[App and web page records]
########################################
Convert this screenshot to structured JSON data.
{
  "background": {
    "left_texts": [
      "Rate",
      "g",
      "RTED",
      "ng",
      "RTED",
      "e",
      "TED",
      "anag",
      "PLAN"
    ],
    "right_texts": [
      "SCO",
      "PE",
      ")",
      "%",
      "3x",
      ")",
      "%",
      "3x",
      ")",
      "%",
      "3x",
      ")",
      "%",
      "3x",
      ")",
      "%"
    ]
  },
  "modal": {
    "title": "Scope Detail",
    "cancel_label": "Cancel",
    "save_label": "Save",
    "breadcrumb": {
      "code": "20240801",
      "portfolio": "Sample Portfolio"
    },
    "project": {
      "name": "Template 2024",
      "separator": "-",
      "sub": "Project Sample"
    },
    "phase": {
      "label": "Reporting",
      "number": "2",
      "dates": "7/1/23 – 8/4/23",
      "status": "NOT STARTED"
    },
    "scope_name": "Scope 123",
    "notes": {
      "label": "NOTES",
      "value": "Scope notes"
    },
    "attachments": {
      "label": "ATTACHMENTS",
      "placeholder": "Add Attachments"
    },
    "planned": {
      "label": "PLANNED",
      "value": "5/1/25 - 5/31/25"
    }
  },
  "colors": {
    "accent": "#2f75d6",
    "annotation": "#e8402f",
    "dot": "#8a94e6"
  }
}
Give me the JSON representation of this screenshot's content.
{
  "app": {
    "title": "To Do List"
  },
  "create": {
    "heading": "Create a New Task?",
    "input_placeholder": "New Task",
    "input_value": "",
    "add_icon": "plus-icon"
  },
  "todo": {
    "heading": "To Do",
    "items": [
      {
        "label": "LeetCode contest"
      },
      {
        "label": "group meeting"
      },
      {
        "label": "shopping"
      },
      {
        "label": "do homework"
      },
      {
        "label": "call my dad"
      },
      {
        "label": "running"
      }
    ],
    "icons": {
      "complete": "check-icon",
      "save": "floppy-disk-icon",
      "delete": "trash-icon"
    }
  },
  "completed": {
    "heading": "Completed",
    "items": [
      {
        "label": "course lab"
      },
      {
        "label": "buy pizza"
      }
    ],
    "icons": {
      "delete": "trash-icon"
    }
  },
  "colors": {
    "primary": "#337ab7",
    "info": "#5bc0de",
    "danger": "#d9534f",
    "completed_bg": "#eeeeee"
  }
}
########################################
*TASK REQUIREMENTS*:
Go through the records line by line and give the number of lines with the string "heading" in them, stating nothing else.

*YOUR RESPONSE*:
3